In the records below, count every line that contains the word "user" and report only the total.

START Supplied records

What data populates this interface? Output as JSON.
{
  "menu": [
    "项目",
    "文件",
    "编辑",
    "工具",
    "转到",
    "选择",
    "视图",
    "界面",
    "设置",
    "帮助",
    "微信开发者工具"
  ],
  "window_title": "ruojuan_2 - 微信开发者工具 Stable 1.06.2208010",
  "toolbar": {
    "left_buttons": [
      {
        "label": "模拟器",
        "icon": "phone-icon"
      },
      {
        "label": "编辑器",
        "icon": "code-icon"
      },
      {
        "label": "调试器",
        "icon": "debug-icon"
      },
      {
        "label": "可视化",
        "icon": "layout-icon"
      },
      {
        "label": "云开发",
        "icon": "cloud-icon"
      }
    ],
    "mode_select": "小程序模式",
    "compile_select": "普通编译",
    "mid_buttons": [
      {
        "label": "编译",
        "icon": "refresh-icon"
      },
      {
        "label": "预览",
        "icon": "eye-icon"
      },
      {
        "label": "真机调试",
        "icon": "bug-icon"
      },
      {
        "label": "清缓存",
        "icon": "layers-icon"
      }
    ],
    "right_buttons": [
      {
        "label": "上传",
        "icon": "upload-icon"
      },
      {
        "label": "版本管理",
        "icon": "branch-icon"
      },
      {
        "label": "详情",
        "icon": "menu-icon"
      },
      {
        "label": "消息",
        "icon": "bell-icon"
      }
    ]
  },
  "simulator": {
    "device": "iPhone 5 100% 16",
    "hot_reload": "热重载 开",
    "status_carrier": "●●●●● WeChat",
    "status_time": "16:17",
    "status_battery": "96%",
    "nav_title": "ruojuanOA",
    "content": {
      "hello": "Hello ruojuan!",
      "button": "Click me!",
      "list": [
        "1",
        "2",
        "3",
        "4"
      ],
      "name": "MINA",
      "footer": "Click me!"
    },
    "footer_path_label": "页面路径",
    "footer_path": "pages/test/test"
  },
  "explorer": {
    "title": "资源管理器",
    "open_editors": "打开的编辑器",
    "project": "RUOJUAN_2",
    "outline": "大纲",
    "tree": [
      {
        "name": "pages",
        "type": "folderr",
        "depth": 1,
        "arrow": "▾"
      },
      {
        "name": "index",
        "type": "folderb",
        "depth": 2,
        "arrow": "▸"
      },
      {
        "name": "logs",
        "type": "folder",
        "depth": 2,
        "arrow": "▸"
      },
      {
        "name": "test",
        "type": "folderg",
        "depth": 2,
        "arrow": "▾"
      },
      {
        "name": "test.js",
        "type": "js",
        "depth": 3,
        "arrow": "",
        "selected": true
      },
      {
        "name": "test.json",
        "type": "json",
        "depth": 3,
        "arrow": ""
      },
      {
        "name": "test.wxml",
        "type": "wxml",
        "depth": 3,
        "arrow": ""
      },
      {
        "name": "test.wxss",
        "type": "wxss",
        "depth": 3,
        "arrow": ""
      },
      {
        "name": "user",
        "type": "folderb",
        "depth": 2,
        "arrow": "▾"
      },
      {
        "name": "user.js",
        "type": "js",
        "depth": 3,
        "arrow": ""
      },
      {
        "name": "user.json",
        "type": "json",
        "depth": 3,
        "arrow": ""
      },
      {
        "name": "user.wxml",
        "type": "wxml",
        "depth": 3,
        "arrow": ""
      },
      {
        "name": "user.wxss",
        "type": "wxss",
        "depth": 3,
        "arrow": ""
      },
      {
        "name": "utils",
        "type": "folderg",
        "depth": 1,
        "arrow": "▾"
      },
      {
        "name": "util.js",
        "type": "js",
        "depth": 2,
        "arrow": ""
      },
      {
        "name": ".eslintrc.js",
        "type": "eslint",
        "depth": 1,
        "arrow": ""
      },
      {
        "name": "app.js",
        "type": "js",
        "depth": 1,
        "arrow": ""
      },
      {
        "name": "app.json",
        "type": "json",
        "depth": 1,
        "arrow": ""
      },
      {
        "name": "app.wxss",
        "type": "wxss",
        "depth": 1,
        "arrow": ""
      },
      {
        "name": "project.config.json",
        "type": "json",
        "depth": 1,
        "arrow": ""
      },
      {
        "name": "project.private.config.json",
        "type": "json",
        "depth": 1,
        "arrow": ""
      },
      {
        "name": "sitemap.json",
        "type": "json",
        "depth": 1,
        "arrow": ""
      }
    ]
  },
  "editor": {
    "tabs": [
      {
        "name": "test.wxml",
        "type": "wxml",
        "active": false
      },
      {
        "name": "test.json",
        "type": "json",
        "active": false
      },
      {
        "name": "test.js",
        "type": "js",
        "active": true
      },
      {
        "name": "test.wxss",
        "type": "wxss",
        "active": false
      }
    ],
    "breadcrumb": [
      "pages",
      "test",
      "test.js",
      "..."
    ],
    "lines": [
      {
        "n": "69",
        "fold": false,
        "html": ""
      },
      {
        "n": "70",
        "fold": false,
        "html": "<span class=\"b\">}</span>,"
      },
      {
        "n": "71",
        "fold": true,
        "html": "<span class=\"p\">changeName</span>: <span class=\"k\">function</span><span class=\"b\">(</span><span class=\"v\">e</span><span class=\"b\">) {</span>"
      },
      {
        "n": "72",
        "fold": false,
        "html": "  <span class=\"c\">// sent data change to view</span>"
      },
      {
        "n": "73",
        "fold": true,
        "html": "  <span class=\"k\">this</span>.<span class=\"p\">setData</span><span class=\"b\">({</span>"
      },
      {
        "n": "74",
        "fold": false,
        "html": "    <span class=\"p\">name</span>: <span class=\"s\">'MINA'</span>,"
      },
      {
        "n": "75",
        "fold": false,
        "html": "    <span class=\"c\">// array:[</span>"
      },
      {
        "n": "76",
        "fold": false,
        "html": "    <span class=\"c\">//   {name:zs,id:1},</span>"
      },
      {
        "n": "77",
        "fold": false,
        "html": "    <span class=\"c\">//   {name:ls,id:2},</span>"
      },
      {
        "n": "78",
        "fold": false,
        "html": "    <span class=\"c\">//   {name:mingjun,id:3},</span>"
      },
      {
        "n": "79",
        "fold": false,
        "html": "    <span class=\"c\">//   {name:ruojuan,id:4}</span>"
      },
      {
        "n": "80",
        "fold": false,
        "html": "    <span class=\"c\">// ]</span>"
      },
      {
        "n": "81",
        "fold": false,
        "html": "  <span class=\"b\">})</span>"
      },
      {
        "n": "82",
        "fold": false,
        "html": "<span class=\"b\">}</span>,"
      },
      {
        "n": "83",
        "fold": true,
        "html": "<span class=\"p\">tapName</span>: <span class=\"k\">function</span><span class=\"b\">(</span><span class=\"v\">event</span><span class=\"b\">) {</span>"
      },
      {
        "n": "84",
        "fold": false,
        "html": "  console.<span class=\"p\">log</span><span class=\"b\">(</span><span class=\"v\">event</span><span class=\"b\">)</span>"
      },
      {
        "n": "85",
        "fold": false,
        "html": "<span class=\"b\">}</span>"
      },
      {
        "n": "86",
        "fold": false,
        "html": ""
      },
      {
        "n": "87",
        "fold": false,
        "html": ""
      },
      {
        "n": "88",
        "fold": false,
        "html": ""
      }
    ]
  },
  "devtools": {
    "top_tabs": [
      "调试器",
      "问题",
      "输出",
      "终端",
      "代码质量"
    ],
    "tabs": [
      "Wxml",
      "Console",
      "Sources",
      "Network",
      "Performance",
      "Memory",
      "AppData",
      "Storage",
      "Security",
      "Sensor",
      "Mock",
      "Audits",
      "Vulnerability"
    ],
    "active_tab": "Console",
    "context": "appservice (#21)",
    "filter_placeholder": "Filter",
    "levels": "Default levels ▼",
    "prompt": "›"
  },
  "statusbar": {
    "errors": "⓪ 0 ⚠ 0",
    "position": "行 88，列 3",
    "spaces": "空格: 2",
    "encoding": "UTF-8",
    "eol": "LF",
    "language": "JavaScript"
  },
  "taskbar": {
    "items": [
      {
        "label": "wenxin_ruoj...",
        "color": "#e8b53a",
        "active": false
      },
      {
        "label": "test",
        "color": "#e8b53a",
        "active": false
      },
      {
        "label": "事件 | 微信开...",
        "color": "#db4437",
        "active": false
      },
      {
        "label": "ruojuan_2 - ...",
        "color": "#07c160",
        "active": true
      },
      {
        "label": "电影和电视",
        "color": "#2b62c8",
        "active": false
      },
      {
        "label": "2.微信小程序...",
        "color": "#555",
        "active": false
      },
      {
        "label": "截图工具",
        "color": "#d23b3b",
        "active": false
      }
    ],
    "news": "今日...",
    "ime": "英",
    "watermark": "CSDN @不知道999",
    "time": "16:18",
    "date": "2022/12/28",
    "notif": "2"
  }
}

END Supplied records

* **Exercise answer**
5